Yesterday we talked about the abandoned Soviet lunar program. Today we'll talk about a needlessly-abandoned American space project. There's tons more interesting info under the jump, so stick with me. Now, contrary to popular belief, the Space Shutte is *not* the first reusable space craft. That honor and distinction go to the X-15:
From 1959 to 1968, the three X-15s flew 199 missions all together. 13 of the missions went above 50 miles altitude, which is the US definition for Space Flight, and two of them went above 100 kilometers, which is the international definition of Space Flight. A slightly modified one flew to 68 miles(!) which is still the world altitude record for an aircraft (not counting the shuttle). Details about the program: http://en.wikipedia.org/wiki/X-15

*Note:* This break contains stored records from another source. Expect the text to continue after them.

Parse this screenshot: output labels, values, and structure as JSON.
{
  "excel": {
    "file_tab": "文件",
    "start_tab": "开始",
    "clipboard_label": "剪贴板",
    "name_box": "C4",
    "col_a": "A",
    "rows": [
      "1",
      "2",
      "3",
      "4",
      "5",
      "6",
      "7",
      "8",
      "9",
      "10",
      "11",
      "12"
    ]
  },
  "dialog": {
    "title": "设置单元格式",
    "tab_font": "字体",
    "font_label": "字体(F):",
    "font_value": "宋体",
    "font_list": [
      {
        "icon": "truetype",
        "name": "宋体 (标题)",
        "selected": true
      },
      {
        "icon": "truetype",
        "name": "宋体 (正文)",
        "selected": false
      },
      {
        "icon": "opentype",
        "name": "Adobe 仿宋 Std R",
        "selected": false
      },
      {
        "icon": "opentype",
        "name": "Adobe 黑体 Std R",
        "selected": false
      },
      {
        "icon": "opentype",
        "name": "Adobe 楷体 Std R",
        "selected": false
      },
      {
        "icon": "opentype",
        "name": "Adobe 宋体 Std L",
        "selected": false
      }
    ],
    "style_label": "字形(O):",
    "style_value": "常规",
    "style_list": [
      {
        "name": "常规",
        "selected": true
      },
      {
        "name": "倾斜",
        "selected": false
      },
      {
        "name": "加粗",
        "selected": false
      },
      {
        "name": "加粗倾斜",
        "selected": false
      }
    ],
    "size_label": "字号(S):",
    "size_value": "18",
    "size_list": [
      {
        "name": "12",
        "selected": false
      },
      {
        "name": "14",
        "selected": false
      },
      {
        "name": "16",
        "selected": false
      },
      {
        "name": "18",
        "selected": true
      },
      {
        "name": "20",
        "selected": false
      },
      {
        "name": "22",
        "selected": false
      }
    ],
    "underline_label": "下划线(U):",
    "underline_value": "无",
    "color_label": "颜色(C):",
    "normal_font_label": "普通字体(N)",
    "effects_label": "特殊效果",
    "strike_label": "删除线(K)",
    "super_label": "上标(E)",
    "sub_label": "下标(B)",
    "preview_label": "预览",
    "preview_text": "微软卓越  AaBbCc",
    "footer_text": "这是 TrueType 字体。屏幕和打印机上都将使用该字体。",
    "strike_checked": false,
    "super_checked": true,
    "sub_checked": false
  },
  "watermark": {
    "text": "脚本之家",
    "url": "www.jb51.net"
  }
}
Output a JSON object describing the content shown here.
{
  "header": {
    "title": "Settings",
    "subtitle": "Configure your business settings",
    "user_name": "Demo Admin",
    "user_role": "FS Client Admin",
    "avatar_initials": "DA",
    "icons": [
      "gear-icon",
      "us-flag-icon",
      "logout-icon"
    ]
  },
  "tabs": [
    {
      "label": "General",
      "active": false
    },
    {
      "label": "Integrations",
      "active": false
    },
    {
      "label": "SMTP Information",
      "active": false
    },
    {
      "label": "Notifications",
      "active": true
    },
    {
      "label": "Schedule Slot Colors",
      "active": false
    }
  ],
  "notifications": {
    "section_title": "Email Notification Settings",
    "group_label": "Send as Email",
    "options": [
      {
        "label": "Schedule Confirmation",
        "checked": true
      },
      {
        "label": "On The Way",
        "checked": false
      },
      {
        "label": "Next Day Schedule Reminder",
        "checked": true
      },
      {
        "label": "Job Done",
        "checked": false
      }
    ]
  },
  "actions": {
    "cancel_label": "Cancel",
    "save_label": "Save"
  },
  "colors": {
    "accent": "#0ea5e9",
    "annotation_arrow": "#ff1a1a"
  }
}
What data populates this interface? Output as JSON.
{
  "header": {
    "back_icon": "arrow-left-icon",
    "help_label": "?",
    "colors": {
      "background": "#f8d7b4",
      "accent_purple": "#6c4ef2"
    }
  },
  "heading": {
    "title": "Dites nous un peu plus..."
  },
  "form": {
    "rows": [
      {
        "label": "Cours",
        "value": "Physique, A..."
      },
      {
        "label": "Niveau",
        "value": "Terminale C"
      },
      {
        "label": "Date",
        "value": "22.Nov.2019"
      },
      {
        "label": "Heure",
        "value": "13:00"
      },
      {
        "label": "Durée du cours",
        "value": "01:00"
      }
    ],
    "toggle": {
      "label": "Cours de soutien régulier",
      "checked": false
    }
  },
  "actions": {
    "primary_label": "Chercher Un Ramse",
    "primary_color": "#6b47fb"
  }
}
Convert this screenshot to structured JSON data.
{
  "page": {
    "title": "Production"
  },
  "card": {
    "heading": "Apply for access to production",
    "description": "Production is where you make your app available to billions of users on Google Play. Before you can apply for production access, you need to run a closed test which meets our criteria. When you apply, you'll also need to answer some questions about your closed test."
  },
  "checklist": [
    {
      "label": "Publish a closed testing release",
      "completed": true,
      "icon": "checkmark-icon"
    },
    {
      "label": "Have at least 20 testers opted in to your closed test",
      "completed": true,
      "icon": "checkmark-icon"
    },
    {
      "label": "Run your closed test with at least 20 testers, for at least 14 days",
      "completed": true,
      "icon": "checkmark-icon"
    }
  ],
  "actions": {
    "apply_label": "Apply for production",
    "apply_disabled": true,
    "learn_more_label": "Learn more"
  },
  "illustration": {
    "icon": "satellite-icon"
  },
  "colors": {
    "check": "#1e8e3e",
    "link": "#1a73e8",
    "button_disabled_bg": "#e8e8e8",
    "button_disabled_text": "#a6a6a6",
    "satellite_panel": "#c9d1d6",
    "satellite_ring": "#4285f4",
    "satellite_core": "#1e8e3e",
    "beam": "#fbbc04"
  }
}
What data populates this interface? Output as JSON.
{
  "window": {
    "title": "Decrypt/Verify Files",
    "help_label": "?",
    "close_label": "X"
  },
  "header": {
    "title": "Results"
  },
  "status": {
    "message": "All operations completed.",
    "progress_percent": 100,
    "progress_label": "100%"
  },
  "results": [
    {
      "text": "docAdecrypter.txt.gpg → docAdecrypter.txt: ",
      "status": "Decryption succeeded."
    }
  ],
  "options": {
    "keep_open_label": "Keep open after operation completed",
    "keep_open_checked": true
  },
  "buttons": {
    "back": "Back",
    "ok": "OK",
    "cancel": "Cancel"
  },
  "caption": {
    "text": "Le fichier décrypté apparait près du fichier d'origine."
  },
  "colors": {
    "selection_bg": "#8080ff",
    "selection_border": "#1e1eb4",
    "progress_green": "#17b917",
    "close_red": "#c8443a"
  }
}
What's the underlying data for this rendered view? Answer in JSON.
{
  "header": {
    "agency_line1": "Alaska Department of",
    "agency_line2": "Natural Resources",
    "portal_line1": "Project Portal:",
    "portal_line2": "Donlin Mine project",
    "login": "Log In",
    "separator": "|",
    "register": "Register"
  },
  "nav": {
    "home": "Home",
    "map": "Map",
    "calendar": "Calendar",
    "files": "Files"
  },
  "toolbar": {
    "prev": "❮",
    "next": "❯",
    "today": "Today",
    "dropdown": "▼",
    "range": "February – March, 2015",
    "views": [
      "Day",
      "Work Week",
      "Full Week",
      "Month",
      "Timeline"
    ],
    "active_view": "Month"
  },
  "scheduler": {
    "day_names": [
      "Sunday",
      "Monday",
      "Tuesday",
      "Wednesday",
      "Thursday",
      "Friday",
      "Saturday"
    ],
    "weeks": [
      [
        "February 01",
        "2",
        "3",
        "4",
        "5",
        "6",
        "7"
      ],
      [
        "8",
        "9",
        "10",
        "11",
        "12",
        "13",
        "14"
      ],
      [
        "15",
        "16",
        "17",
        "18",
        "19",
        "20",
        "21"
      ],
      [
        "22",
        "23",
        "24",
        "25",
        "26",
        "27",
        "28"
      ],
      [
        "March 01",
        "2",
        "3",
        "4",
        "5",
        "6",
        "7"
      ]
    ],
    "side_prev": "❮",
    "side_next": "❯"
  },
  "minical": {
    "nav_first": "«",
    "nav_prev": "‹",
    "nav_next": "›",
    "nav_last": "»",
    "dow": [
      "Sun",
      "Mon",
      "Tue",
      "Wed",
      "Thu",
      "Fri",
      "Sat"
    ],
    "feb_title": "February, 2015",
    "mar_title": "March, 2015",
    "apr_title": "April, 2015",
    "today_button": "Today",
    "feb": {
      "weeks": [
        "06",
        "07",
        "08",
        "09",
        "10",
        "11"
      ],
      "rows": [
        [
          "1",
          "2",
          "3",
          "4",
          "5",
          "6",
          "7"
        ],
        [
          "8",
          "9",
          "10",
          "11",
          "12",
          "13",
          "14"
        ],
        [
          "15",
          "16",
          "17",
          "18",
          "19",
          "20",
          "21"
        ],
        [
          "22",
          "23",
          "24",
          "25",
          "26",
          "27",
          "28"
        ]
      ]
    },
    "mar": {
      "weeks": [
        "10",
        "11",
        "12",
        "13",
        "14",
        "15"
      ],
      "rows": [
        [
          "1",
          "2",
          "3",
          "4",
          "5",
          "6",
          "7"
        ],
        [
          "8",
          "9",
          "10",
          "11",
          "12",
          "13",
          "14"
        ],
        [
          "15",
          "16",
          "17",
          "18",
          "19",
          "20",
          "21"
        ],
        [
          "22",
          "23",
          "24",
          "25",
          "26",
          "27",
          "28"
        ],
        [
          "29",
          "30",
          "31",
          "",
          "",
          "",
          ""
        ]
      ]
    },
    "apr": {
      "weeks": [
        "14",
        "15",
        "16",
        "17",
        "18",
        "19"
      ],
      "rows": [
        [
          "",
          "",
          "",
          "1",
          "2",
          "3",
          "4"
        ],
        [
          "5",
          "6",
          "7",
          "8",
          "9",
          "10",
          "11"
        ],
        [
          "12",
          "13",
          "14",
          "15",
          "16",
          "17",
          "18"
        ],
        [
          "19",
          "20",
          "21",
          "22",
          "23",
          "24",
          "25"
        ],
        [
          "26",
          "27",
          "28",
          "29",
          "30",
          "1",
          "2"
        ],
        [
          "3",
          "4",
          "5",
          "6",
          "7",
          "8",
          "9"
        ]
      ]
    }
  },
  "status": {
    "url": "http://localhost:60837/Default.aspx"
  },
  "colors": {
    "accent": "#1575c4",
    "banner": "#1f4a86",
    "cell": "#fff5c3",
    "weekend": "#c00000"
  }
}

Now, the X-15 was sexy and cool, but it was obvious that it was just the first step on the space-plane ladder. They needed an orbital spacecraft, obviously, so the USAF designed the X-20. Nicknamed the "DynaSoar" (For dynamic soaring), it was intended to be launched on top of a rocket like this http://en.wikipedia.org/wiki/File:Dyna_Soar_launchers.png do from one to three orbits, and come back down. Here's some animation from Dan Roam's old "Deep Cold" website of what it would have looked like:
There's a slight poetic licence taken here - the front windows would have been covered by a heat shield in orbit, that would have been ejected after re-entry, but otherwise this is pretty spot-on. Note that it keeps the final stage of the rocket attached to it in orbit as a Service Module. That would have been cast off before re-entry. Here's another video to give you a good idea what it would have looked like.
Again there's a bit of poetic licence taken here - the X-20 was never designed to dock with anything, the space station is a total fantasy that Mr. Roam made up, and of course the heat shields over the front window are missing. Still, I think this captures how damn cool the concept was - and of course I love that song.
What makes the X-20 more interesting than most paper studies of unrealized projects is that this was actually very far along in development when it was cancelled. They'd built mockups, done wind-tunnel testing, and they were just a few months away from drop-testing a full-sized glider model to train pilots when the project was canned. The USAF was very excited about this, and envisioned it's use as a research vehicle, as a surveilance aircraft, as a space-fighter, and ultimately as the forbearer of a whole line of X-20-derived space shuttles that would be larger, and have 2 to 4-man crews, presumably shuttling people to and from a USAF space station. Here's the unveiling of the X-20 for the news media:
So what happened?
Well, essentially the whole thing devolved in to a turf war between NASA and the USAF. The Air Force didn't care about research that much, and was content to let NASA have that aspect of space, but NASA feared competition from another government agency, and whined about it incessantly to Congress. They were particularly concerned that the USAF program, which was aggressive and designed for a rapid turnaround time between flights, would make NASA look bad. The Democratic Administration at the time was really sold on the idea of a peaceful civilian space agency to distinguish it from the military Soviet space program. (Though NASA was almost entirely staffed by ex-military types, and actual officers on loan from the various services, so it was Civilian in name only), and they felt that having a military space program would undercut NASA's propaganda value, so, ultimately, the insisted the USAF shut their project down, and the X-20 was abandoned.
The irony is that if the DynaSoar *hadn't* been cancelled, we probably never would have built the Space Shuttle. Why? Because the Space Shuttle has ended up being amazingly difficult, expensive, and dangerous to operate. Intended for economic access to space, it's a flying coffin that's killed 14 people, and which costs twice as much to operate as the 'wasteful' Saturn V, while only carrying about 1/3rd as much payload to orbit. It's a turd that probably would have been avoided if NASA had the X-20 to look at for practical information about how orbital space planes work. But since they really had no infomation, we ended up spending the last 30 years learning about it the hard way.
The first space flight of the X-20 was scheduled for january 1966. Astronaut James Wood was shechuled to make the first manned flight in July of that same year. Alas, none of that ever happened.
This was the first - but certainly not the last - time the Air Force would be screwed over by NASA